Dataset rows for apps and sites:
•••••
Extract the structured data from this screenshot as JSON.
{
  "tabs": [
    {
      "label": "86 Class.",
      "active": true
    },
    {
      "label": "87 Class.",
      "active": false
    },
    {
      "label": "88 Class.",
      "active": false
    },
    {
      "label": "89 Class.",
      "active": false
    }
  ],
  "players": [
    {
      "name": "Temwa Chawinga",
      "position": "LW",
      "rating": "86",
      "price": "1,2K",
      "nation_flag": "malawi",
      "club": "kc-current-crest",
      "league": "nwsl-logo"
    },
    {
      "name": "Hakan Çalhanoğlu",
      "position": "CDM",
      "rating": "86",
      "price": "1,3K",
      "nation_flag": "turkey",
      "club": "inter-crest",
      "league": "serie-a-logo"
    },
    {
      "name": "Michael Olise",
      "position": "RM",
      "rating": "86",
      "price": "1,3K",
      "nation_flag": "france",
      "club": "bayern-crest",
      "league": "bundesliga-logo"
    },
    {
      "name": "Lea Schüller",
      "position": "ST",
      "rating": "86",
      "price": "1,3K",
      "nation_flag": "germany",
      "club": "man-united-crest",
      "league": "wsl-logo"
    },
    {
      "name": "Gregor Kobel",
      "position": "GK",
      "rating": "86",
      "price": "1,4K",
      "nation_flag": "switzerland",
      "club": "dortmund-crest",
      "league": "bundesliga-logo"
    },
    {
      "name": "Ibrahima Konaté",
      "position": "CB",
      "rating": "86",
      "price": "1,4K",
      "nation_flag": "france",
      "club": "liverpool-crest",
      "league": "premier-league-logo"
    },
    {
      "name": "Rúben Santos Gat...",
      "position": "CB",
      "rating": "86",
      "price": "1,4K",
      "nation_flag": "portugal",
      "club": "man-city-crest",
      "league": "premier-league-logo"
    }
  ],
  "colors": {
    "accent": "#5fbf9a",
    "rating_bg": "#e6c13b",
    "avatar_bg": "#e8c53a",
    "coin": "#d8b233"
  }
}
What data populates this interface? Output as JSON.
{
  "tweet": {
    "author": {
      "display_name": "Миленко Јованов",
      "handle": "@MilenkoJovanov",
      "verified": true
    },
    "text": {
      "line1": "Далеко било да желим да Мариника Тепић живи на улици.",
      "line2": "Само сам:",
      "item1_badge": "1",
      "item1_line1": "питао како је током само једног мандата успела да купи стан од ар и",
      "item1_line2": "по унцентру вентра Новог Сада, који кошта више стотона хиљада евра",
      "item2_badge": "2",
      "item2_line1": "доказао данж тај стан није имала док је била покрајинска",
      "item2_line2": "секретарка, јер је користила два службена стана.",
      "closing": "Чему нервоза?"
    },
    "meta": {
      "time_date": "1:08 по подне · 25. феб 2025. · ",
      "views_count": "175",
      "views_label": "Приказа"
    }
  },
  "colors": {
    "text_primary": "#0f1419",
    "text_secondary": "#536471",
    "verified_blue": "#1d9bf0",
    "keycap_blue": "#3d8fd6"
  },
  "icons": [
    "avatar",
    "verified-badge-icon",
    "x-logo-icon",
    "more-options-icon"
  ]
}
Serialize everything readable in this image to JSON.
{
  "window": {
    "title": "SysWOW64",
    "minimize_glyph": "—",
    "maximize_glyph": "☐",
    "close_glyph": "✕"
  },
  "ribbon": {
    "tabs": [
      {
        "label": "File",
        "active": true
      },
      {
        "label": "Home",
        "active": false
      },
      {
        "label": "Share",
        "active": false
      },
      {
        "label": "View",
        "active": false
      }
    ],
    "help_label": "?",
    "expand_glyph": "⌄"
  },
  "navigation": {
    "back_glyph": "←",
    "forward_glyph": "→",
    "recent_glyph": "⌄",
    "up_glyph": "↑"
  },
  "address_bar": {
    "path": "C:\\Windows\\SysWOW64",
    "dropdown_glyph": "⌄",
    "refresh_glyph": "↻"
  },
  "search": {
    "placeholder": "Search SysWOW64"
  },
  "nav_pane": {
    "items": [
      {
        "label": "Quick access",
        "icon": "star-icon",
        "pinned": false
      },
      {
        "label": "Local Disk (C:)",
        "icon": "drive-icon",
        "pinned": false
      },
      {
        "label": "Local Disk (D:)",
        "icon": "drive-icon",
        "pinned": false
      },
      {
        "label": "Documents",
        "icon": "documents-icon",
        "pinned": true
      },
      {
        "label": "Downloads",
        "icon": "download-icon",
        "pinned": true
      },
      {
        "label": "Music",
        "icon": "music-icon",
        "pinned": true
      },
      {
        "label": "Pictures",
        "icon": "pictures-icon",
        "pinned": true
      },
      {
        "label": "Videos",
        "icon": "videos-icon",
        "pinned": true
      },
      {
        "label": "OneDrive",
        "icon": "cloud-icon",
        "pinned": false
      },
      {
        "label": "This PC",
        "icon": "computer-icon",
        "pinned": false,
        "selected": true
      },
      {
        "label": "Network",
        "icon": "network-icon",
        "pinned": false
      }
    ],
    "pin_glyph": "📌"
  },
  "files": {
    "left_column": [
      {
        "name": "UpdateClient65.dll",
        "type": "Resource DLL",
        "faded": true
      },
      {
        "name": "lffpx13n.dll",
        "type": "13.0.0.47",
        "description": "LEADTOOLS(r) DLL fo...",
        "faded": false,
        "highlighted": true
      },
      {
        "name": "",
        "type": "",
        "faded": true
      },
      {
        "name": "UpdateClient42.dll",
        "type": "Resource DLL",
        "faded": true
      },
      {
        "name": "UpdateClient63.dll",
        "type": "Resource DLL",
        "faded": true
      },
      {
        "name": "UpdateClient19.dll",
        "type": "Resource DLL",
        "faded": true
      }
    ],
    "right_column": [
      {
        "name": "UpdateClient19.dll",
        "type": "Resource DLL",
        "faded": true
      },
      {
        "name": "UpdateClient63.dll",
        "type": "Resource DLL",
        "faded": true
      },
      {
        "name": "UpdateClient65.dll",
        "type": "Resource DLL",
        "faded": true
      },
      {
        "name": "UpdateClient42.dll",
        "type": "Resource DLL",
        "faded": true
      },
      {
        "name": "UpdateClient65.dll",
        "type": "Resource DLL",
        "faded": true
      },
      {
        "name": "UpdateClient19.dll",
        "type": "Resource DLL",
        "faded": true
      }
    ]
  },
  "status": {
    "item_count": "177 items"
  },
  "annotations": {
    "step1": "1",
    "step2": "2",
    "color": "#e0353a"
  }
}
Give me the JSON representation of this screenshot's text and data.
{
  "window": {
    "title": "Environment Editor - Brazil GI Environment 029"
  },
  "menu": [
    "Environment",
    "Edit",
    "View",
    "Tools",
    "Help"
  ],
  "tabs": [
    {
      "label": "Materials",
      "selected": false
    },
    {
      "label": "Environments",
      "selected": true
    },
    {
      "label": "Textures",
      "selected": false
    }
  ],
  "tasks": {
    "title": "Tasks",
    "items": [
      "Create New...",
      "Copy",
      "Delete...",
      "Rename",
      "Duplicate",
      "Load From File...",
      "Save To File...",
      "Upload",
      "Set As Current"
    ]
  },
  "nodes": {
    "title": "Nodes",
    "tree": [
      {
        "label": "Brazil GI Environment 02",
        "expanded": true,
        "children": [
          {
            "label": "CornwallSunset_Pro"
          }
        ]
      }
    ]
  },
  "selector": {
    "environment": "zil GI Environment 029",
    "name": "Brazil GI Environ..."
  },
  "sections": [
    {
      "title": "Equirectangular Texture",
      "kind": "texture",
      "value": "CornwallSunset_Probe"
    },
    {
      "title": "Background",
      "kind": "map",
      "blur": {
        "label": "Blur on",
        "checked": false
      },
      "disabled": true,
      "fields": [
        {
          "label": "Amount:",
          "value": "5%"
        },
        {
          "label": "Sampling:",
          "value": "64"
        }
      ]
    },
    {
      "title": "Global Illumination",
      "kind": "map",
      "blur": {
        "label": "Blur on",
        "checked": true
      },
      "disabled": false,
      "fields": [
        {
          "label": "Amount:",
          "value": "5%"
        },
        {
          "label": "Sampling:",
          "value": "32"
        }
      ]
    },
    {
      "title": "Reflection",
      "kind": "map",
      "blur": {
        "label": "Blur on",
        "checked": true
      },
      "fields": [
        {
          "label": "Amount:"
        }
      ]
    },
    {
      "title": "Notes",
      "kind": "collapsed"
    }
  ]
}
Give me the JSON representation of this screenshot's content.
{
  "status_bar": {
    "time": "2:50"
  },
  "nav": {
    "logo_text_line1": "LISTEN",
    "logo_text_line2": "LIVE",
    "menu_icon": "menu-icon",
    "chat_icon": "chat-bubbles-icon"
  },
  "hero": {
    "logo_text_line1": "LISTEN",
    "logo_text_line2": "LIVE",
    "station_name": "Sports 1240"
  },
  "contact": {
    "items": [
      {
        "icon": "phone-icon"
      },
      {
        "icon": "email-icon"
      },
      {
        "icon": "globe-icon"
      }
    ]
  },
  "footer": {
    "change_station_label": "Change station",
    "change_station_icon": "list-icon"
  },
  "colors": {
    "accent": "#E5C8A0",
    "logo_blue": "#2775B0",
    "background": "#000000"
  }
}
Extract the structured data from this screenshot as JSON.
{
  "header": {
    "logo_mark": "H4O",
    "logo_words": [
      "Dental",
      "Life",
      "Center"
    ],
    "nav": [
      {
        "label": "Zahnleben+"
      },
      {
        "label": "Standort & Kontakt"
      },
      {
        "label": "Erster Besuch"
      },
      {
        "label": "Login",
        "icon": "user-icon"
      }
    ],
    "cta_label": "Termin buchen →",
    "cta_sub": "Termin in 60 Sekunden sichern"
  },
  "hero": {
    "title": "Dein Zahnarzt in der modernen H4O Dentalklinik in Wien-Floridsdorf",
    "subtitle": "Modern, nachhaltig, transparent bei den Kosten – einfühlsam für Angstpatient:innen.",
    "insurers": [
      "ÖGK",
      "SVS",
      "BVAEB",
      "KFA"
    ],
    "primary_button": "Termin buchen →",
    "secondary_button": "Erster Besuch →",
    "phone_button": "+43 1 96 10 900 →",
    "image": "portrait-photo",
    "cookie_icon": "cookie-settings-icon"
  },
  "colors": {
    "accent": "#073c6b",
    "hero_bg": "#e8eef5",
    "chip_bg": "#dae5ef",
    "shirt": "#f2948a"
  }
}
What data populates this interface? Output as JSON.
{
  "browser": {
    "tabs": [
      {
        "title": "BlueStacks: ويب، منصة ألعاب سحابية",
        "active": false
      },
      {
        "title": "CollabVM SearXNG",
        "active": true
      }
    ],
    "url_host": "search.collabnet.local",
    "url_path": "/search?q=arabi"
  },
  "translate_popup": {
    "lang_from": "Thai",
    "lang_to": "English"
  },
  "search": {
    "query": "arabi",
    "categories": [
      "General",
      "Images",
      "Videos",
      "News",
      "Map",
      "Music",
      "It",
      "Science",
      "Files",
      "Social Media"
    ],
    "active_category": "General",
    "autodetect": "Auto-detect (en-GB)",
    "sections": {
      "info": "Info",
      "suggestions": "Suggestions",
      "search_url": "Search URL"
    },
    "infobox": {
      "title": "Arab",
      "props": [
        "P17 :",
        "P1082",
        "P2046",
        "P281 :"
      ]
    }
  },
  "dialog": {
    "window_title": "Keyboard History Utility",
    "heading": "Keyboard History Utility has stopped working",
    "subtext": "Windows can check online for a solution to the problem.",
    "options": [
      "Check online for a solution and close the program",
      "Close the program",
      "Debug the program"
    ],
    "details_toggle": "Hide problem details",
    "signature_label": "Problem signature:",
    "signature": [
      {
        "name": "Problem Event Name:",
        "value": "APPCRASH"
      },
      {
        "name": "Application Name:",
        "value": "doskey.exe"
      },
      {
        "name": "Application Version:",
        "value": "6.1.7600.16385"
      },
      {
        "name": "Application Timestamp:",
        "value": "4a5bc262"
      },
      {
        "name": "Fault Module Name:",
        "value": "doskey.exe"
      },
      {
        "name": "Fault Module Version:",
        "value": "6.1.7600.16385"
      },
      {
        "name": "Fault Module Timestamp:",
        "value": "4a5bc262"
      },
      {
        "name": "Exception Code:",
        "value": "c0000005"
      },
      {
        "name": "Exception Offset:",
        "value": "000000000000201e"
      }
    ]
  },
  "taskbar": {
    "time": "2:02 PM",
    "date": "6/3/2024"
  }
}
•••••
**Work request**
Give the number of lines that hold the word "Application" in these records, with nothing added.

**Solution for this task**
3